Positioning is an important part of any marketing campaign, because, well, the more you know about your customer’s needs, desires, and expectations, the better you can position your product to meet these needs. Unfortunately, a lot of digital marketing focuses heavily on product specs and features, which only serve to highlight these physical qualities and fail to consider the needs and desires of the customer who will ultimately bear the consequences of such a purchase.

Branding

One of the most important aspects of any product’s marketing is brand management. And what is brand management? Well, to put it plainly, brand management is nothing more than ensuring that everything from your logo and website to the packaging of your product mirrors a clear and consistent brand strategy. This includes everything from your product’s description and keywords to the way you present yourself on social media.

In the case of physical products, you might want to consider things like product placement (where you integrate or position your product in relation to other products, such as a retail store). But you don’t have to; you have a whole digital landscape at your fingertips, and you can position your product anywhere. Even better, you can use many different platforms to reach the right audience, all while maintaining brand consistency.

Channels

So, you’ve got your product, your audience, and you’re ready to spread the word. The next step is to identify the channels through which you’ll disseminate your message. Channels are simply the means through which you’ll reach your audience. In the case of marketing an online course, these channels include the traditional print media, like magazines and newspapers, as well as newer avenues like YouTube, Twitter, and Instagram.

The important thing to keep in mind here is that you’re not limiting yourself to one platform. You’re not bound to any particular social media channel, and you’re not restricted to using traditional print media to reach your audience. So, in many ways, this step is the most important part of any marketing plan. You want to ensure that you’ve considered all the available avenues and channels, and made the right decision about which ones to use.

Creative

Finally, we come to the creative part of the equation. This is where you plug all the tech and marketing jargon into a a beautiful piece of copy that will resonate with your audience.

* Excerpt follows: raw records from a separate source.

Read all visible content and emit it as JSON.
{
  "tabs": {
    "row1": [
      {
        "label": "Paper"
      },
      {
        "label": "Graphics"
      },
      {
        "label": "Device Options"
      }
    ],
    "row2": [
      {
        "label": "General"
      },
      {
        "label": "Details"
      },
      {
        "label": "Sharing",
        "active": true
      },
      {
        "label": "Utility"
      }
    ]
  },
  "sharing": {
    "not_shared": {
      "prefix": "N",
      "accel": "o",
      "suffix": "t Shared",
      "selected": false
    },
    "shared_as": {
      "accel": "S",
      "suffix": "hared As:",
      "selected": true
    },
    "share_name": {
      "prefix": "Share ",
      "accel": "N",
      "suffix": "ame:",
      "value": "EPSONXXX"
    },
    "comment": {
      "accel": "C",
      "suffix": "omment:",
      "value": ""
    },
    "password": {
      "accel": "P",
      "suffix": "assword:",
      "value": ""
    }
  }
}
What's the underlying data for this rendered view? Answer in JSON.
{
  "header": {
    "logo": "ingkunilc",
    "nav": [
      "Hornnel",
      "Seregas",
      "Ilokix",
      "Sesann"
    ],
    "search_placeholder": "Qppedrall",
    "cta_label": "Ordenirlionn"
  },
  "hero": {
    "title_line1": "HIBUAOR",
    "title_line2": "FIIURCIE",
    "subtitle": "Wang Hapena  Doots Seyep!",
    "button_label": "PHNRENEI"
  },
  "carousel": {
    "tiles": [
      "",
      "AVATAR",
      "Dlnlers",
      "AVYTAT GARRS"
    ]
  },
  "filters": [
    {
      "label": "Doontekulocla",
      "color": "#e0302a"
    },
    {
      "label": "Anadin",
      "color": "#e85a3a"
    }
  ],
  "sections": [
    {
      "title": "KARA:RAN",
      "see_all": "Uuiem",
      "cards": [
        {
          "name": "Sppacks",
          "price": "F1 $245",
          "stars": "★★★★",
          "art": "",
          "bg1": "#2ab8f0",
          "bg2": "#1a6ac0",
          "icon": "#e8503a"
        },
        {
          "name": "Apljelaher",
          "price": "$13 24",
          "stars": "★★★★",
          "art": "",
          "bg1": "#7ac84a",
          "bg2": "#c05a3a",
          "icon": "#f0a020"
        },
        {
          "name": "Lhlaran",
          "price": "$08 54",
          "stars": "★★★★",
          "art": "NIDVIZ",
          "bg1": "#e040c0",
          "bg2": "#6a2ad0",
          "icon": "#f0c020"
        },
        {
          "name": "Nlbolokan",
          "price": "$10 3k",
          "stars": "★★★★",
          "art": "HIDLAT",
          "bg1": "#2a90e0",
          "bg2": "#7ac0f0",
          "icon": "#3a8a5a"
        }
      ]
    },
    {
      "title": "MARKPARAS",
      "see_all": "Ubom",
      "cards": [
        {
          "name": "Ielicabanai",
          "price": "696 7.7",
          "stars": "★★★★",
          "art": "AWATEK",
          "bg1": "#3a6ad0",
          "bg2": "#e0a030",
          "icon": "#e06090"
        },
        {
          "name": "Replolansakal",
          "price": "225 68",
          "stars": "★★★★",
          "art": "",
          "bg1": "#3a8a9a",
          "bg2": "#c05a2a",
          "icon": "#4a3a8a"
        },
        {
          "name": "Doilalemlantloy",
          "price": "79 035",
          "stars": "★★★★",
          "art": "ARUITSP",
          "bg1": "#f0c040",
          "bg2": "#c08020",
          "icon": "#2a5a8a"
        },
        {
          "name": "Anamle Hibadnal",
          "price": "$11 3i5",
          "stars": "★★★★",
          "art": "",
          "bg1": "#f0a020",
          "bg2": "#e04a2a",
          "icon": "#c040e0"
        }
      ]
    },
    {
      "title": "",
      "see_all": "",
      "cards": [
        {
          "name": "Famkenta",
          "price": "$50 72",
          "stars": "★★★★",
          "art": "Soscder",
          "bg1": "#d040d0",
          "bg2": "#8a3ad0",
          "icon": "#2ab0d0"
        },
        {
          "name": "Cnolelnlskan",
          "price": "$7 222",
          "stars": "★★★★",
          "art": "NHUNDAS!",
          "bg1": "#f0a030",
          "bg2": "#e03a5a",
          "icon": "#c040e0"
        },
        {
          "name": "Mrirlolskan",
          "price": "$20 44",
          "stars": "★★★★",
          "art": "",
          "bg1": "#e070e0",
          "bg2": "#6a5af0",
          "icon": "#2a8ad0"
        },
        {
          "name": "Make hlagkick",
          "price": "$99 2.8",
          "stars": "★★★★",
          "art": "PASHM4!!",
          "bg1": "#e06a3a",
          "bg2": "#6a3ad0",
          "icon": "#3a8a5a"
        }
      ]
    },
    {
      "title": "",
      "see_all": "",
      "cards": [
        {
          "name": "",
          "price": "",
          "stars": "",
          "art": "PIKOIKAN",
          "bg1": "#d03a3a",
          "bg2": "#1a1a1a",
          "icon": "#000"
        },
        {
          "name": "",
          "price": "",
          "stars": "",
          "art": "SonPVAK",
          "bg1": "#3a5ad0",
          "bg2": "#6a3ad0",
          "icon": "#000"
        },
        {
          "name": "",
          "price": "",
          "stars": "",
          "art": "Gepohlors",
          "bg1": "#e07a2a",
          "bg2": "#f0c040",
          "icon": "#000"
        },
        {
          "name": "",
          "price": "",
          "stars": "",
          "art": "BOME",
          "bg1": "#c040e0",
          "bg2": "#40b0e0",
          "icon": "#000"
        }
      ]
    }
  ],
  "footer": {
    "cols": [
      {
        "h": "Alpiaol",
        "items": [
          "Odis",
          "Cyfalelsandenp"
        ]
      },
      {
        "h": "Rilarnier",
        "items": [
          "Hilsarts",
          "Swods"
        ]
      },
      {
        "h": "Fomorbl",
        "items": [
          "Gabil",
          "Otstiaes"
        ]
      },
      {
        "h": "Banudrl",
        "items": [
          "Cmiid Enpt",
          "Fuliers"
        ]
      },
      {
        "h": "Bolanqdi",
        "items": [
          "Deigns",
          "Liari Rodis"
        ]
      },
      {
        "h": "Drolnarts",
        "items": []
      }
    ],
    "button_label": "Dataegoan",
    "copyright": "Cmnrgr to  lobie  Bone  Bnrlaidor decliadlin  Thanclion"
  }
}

Copywriting is a specialty within the field of marketing that involves crafting words and phrases to encourage consumers to action. So, in a nutshell, copywriting is everything that you need to write to prospects and current customers in order to convince them to buy or rent your product or service.

In the case of physical products, the copy might involve product specifics, including bullet points, descriptive copy, and maybe even a little bit of explanatory text. But, in the case of digital products, the copy is often more strictly concerned with driving action. So, instead of mentioning your product by name, you might write about a problem that your product solves. Or, you might write in a blog post about how to use your product. Or, you might just send a silent vibration message to your audience, with no words at all.

The important thing to keep in mind here is that this step is about creating beautiful, persuasive messages that will get people to convert or take action. And to be fully effective, these messages need to match the demographics of your audience. So, in many ways, this is a form of marketing that is contextual and highly targeted.

With these five elements of marketing a product in mind, you’re bound to succeed. Of course, you need to remember that this marketing plan will require you to execute, evolve, and adjust as necessary over time. But, at the very least, you’ll be able to launch a multi-faceted, data-driven marketing campaign that will serve to drive growth for your branded product and brand over time.